Jim Mora: Michael Regina is with us, the Editor in Chief of the Why isn’t the project, which to the layperson would be a money maker ‘No Problem’ – Why isn’t it ‘Green lit’?

Michael Regina (Xoanon): Well the main sticking point of course is that MGM is now in foreclosure or in bankruptcy protection. So that pieces of MGM are either going to be up for auction, or they were looking for another studio or another company to buy them out whole. So of course MGM holds the rights to the films – part of the rights of the films such as The Hobbit, but they also own the right to certain things like the James Bond franchise and The Pink Panther franchise. So their investors are looking to either have someone buy the entire studio and their entire slate of films and the logo and all that kind of stuff, or they’re going to break it up piecemeal and sell those things individually. Now the problem with Warner Bros who owns the owns the larger percentage of the rights, they have to wait until this sort of legalese is settled before they can decide to Greenlight these films because they have to work with these new partners that will eventually come in. So of course there’s all sorts of discussions going on as to who they would be working with and weather it would be a right fit. So I’m sure Warner Bros is being very cautious before Green-lighting such a large project before all the legal rights have been settled.

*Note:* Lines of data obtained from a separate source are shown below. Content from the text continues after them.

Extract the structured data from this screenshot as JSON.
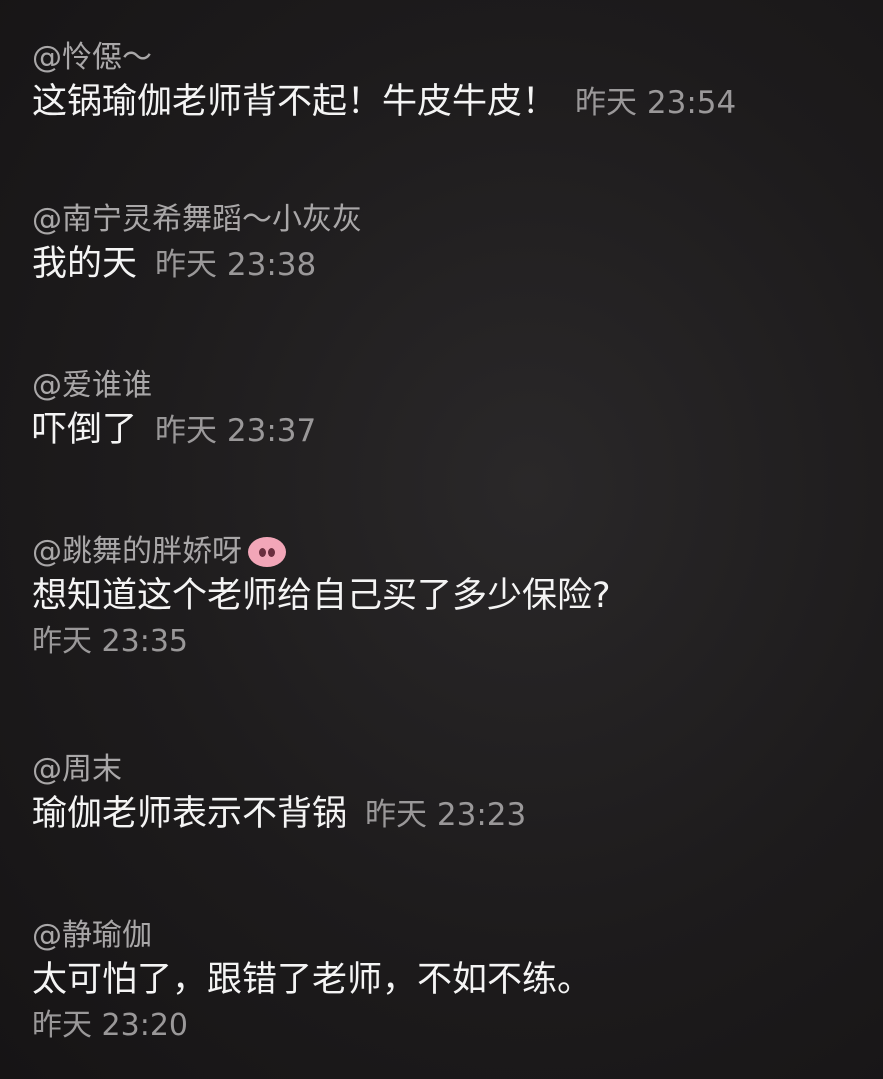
{
  "comments": [
    {
      "user": "@怜僫～",
      "text": "这锅瑜伽老师背不起！牛皮牛皮！",
      "time": "昨天 23:54"
    },
    {
      "user": "@南宁灵希舞蹈～小灰灰",
      "text": "我的天",
      "time": "昨天 23:38"
    },
    {
      "user": "@爱谁谁",
      "text": "吓倒了",
      "time": "昨天 23:37"
    },
    {
      "user": "@跳舞的胖娇呀",
      "user_icon": "pig-nose-icon",
      "text": "想知道这个老师给自己买了多少保险?",
      "time": "昨天 23:35"
    },
    {
      "user": "@周末",
      "text": "瑜伽老师表示不背锅",
      "time": "昨天 23:23"
    },
    {
      "user": "@静瑜伽",
      "text": "太可怕了，跟错了老师，不如不练。",
      "time": "昨天 23:20"
    }
  ]
}
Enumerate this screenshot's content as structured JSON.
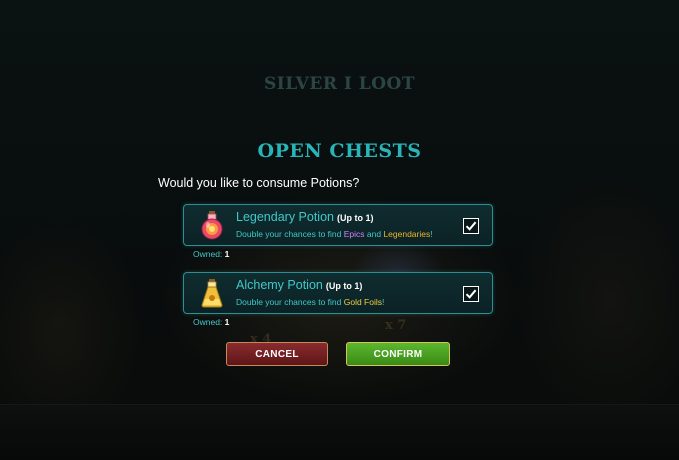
{
  "background": {
    "loot_title": "SILVER I LOOT",
    "multipliers": [
      "x 4",
      "x 7"
    ]
  },
  "dialog": {
    "title": "OPEN CHESTS",
    "question": "Would you like to consume Potions?",
    "potions": [
      {
        "icon": "legendary-potion-icon",
        "name": "Legendary Potion",
        "limit": "(Up to 1)",
        "desc_prefix": "Double your chances to find ",
        "desc_highlight_1": "Epics",
        "desc_middle": " and ",
        "desc_highlight_2": "Legendaries",
        "desc_suffix": "!",
        "checked": true,
        "owned_label": "Owned:",
        "owned_value": "1"
      },
      {
        "icon": "alchemy-potion-icon",
        "name": "Alchemy Potion",
        "limit": "(Up to 1)",
        "desc_prefix": "Double your chances to find ",
        "desc_highlight_1": "Gold Foils",
        "desc_suffix": "!",
        "checked": true,
        "owned_label": "Owned:",
        "owned_value": "1"
      }
    ],
    "cancel_label": "CANCEL",
    "confirm_label": "CONFIRM"
  },
  "colors": {
    "title_teal": "#29b5b8",
    "panel_border": "#2c8f94",
    "epic": "#d77dff",
    "legendary": "#f0b429",
    "gold_foil": "#f0d040",
    "cancel_red": "#7a2326",
    "confirm_green": "#4ea323"
  }
}
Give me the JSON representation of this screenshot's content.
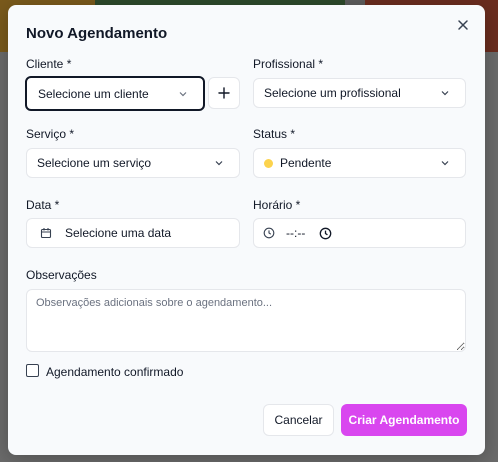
{
  "colors": {
    "backdrop": "#6b6b6b",
    "strip": [
      "#7a5a1c",
      "#2e4a2c",
      "#5d5d5d",
      "#6b2d1f"
    ],
    "accent": "#d946ef",
    "status_pending": "#fcd34d"
  },
  "dialog": {
    "title": "Novo Agendamento",
    "close_icon": "close-icon"
  },
  "form": {
    "cliente": {
      "label": "Cliente *",
      "placeholder": "Selecione um cliente",
      "add_icon": "plus-icon"
    },
    "profissional": {
      "label": "Profissional *",
      "placeholder": "Selecione um profissional"
    },
    "servico": {
      "label": "Serviço *",
      "placeholder": "Selecione um serviço"
    },
    "status": {
      "label": "Status *",
      "value": "Pendente"
    },
    "data": {
      "label": "Data *",
      "placeholder": "Selecione uma data",
      "icon": "calendar-icon"
    },
    "horario": {
      "label": "Horário *",
      "value": "--:--",
      "icon": "clock-icon"
    },
    "observacoes": {
      "label": "Observações",
      "placeholder": "Observações adicionais sobre o agendamento..."
    },
    "confirmado": {
      "label": "Agendamento confirmado",
      "checked": false
    }
  },
  "actions": {
    "cancel": "Cancelar",
    "create": "Criar Agendamento"
  }
}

Jim Mora: Do you think Peter Jackson did take over the helm, that those issues might be expedited Michael?

Michael Regina (Xoanon): More than likely. I think Peter brings, of course, his entire history of working with Lord of the Rings franchise, it’s basically his franchise that he’s built up, so having him reattach himself instead of just the Producer to be Directing these films might expedite the process. However, some people say The Hobbit is just a small piece of the puzzle when it comes to the entire MGM situation, and Warners is still trying to make sure that they are confident before they commit any kinds of to Producing these films. Because they have to put up a large percentage of cash before these films can even be officially worked on. Once they Greenlight a film, studios are set up and offices are built, and all kinds of things get rolling, so a lot of money is put up upfront, so I’m sure they want to be careful before they decide to go ahead with it.

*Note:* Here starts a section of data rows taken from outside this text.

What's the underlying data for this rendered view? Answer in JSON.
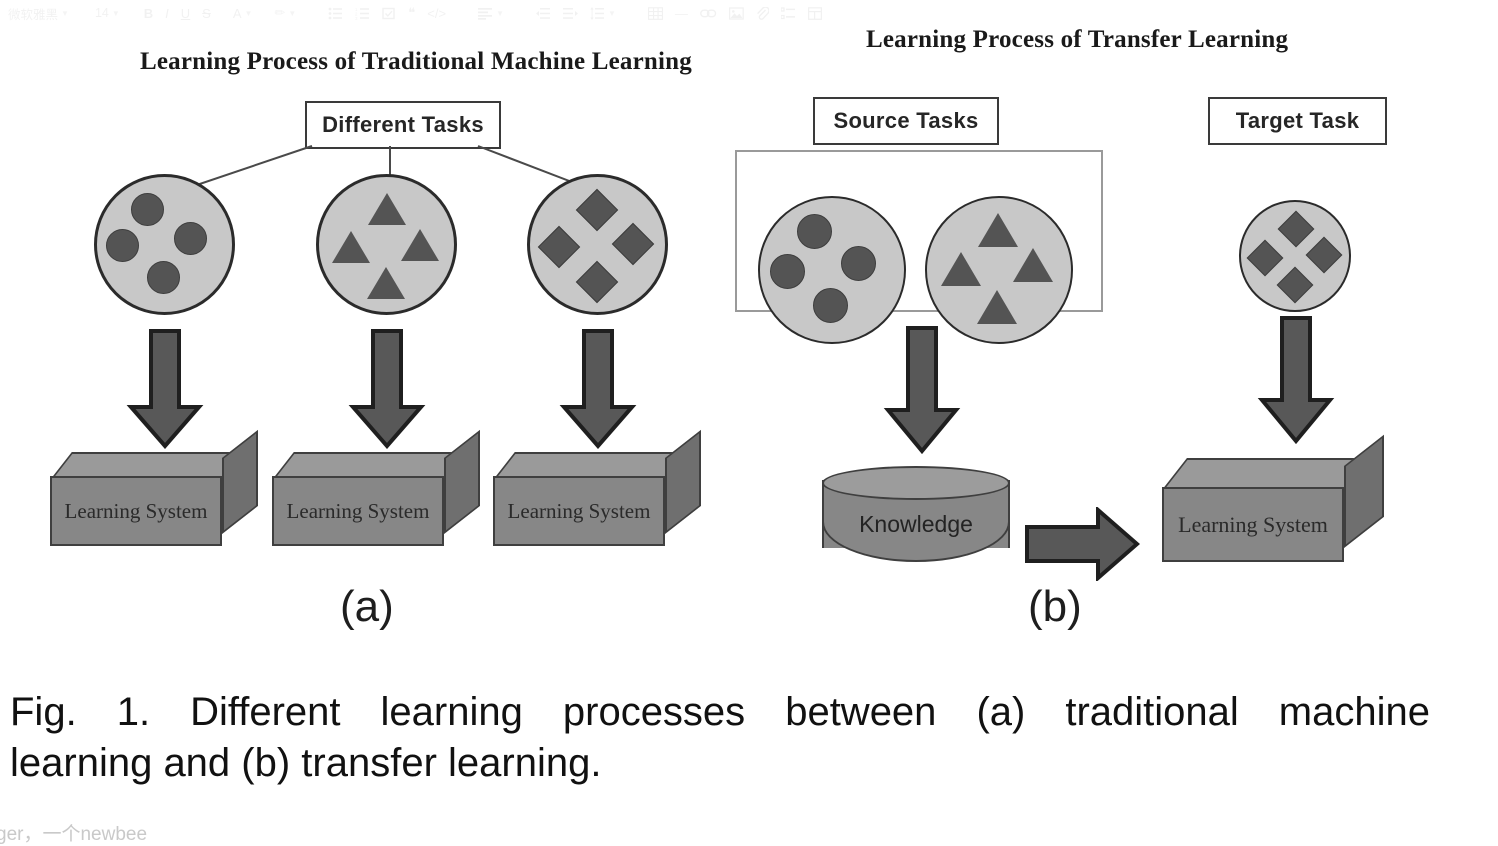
{
  "toolbar": {
    "font_family": "微软雅黑",
    "font_size": "14",
    "items": [
      {
        "name": "font-family-select",
        "label": "微软雅黑"
      },
      {
        "name": "font-size-select",
        "label": "14"
      },
      {
        "name": "bold-button",
        "label": "B"
      },
      {
        "name": "italic-button",
        "label": "I"
      },
      {
        "name": "underline-button",
        "label": "U"
      },
      {
        "name": "strikethrough-button",
        "label": "S"
      },
      {
        "name": "font-color-button",
        "label": "A"
      },
      {
        "name": "highlight-color-button",
        "label": "✏"
      },
      {
        "name": "bulleted-list-button",
        "label": "≔"
      },
      {
        "name": "numbered-list-button",
        "label": "≡"
      },
      {
        "name": "checklist-button",
        "label": "☑"
      },
      {
        "name": "blockquote-button",
        "label": "❝"
      },
      {
        "name": "code-block-button",
        "label": "</>"
      },
      {
        "name": "align-button",
        "label": "≣"
      },
      {
        "name": "outdent-button",
        "label": "⇤"
      },
      {
        "name": "indent-button",
        "label": "⇥"
      },
      {
        "name": "line-height-button",
        "label": "↕"
      },
      {
        "name": "table-button",
        "label": "▦"
      },
      {
        "name": "horizontal-rule-button",
        "label": "—"
      },
      {
        "name": "link-button",
        "label": "🔗"
      },
      {
        "name": "image-button",
        "label": "🖼"
      },
      {
        "name": "attachment-button",
        "label": "📎"
      },
      {
        "name": "task-list-button",
        "label": "☰"
      },
      {
        "name": "layout-button",
        "label": "▤"
      }
    ]
  },
  "figure": {
    "caption_line1": "Fig. 1. Different learning processes between (a) traditional machine",
    "caption_line2": "learning and (b) transfer learning.",
    "watermark": "ger，一个newbee",
    "panel_a": {
      "id": "(a)",
      "title": "Learning Process of Traditional Machine Learning",
      "source_box_label": "Different Tasks",
      "tasks": [
        {
          "shape": "circle",
          "count": 4,
          "system_label": "Learning System"
        },
        {
          "shape": "triangle",
          "count": 4,
          "system_label": "Learning System"
        },
        {
          "shape": "diamond",
          "count": 4,
          "system_label": "Learning System"
        }
      ]
    },
    "panel_b": {
      "id": "(b)",
      "title": "Learning Process of Transfer Learning",
      "source_box_label": "Source Tasks",
      "target_box_label": "Target Task",
      "source_tasks": [
        {
          "shape": "circle",
          "count": 4
        },
        {
          "shape": "triangle",
          "count": 4
        }
      ],
      "target_task": {
        "shape": "diamond",
        "count": 4
      },
      "knowledge_label": "Knowledge",
      "learning_system_label": "Learning System"
    }
  },
  "colors": {
    "page_background": "#ffffff",
    "circle_fill": "#c8c8c8",
    "circle_stroke": "#2b2b2b",
    "shape_fill": "#545454",
    "box_fill": "#878787",
    "box_top_fill": "#9a9a9a",
    "box_side_fill": "#6f6f6f",
    "arrow_fill": "#585858",
    "arrow_stroke": "#1f1f1f",
    "task_box_stroke": "#3a3a3a",
    "group_box_stroke": "#9a9a9a",
    "text": "#111111",
    "watermark": "#c9c9c9"
  }
}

Jim Mora: How far along have you been informed Michael, is the project in terms of sets and wardrobes, design work? Quite a lot has been done, we understand…

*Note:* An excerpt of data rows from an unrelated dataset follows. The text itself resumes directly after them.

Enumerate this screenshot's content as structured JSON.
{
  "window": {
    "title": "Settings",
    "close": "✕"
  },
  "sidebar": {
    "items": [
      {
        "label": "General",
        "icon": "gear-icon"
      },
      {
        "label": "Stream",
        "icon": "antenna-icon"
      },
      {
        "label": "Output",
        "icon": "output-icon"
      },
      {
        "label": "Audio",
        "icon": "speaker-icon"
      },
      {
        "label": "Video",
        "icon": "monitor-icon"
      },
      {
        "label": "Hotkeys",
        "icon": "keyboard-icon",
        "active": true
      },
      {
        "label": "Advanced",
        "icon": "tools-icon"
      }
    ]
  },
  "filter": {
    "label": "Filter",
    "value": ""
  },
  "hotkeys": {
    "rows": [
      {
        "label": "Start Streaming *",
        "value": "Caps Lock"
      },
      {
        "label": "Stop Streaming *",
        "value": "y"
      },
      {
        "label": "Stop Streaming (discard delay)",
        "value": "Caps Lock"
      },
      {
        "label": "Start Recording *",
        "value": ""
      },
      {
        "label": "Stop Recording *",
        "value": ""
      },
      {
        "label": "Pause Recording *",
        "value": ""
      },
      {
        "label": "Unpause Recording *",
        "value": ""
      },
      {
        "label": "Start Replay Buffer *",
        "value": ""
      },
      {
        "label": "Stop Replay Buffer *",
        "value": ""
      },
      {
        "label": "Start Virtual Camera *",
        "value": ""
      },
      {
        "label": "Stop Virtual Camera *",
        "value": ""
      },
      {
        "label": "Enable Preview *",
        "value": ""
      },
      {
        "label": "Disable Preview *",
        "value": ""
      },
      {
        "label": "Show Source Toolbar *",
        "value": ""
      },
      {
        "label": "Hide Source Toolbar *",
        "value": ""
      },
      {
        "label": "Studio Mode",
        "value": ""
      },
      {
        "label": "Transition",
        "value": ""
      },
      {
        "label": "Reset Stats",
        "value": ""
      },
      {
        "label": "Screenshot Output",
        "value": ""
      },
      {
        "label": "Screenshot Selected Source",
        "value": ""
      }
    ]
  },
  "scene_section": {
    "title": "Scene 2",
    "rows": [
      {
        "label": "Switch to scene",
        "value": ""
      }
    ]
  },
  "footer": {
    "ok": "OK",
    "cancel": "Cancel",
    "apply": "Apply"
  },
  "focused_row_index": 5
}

Michael Regina (Xoanon): I’m fairly certain the project is about as far along as it can go before that very instrumental important part of Green-lighting the film where they could set up production offices and begin casting. I’m sure there has been some casting calls and that kind of stuff done, and knowing the way Guillermo works, he likes to set up a journal with lots of copious notes and drawings and paintings and all types of things. And I’m sure he had several of these journals created with design notes and elements, and art and costumes designs all set up. I’m not too sure how far costume and creation, or set design or building has come along. They were working on the Hobbiton set for a while and building that up and getting it prepared for the shoot. I’m not sure if that’s been put on hold or not. So it’s been ramping up with the anticipation that the Greenlight would be happening very, very shortly. That Greenlight doesn’t look to be happening soon and of course that’s what prompted Guillermo to leave the project.

Jim Mora: At least one fan of says ‘this is the beginning of the end for the Hobbit’. You would not be that pessimistic obviously though?

Michael Regina (Xoanon): (laughs) No, definitely not. There’s way too much money to be made here in terms of Warner Bros reaping the rewards of creating a film like this, and there’s a huge fan base out there. And I think its definitely going to be happening one way or another and it’s just a matter of time.

Jim Mora: Michael, thank you for your time and for updating us on that.

Transcript – by Deleece Cook for TORN